:: What the task requires ::
Please copy each line below that contains the word "true".

Extracted information Block Start

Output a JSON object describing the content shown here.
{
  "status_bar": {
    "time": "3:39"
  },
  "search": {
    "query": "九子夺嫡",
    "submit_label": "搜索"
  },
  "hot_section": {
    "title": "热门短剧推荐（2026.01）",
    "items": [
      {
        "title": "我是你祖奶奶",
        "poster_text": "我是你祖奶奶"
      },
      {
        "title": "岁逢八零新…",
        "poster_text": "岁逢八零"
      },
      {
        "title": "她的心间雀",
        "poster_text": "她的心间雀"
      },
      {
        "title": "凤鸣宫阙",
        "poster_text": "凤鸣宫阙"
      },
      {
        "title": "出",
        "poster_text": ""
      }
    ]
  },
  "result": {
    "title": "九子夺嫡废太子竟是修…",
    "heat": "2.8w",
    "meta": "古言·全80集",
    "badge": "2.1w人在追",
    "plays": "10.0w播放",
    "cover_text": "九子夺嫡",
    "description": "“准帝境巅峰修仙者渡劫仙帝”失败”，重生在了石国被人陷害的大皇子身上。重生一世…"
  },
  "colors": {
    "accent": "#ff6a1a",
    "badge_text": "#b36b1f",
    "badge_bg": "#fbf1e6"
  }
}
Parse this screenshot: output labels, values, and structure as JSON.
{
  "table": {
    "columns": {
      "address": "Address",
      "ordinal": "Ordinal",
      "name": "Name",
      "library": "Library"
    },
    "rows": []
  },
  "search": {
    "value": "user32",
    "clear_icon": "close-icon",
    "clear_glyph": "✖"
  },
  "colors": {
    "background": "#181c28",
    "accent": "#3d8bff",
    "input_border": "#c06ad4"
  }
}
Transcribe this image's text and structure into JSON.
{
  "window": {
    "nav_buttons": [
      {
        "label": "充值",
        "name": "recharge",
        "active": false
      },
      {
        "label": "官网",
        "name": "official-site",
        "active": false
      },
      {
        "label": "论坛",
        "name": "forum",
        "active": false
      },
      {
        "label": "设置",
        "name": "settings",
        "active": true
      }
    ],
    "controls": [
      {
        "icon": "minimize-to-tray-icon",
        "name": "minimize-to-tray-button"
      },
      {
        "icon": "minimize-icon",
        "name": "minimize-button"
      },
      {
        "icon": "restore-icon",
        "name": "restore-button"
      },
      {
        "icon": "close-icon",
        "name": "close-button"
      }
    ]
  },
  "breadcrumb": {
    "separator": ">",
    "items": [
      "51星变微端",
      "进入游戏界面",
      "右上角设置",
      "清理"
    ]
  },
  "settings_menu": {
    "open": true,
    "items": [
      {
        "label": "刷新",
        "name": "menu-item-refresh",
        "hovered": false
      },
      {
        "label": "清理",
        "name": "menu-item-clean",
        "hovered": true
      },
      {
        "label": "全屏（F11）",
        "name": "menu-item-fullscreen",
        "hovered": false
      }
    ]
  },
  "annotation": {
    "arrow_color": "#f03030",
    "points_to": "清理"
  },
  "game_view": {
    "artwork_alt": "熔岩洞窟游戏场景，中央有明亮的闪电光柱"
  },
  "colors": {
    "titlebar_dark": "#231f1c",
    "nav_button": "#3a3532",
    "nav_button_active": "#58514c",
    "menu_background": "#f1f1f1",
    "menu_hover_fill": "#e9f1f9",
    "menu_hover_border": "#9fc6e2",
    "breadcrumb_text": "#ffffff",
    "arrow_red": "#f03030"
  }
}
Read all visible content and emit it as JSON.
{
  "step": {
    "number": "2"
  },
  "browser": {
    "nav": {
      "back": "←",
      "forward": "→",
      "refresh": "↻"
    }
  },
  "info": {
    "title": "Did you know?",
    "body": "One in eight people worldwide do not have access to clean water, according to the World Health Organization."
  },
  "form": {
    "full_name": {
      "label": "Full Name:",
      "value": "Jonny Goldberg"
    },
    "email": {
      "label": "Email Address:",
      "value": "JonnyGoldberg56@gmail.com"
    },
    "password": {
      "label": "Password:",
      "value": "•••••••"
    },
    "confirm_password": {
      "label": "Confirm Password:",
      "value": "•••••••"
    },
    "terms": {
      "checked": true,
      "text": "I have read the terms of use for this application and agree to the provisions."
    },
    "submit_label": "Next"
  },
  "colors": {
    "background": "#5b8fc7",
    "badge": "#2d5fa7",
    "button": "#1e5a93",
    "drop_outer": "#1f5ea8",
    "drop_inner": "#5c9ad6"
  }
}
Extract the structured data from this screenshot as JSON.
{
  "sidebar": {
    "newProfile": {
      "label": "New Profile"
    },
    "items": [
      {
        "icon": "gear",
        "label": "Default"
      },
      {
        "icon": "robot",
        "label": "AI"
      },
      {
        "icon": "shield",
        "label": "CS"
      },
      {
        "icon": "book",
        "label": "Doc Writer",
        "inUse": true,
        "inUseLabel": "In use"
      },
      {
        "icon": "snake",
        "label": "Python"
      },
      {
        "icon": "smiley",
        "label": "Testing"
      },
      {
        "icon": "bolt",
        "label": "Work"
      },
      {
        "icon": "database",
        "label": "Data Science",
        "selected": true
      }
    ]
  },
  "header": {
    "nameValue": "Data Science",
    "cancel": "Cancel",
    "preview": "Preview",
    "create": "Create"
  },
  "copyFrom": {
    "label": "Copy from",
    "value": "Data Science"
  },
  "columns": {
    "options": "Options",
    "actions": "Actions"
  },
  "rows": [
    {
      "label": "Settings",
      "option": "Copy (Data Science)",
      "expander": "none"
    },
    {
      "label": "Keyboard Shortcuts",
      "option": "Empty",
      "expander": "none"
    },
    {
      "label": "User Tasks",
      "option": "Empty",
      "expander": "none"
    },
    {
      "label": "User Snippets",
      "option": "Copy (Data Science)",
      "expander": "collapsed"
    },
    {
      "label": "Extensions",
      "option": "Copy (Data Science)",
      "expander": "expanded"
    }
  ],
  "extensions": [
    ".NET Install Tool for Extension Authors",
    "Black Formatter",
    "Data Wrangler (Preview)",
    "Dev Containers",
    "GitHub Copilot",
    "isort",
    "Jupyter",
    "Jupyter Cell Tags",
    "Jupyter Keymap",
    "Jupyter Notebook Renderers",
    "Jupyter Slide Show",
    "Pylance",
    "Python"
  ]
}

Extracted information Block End

:: Response below ::
        "active": true
    "open": true,
        "hovered": true
      "checked": true,
        "inUse": true,
        "selected": true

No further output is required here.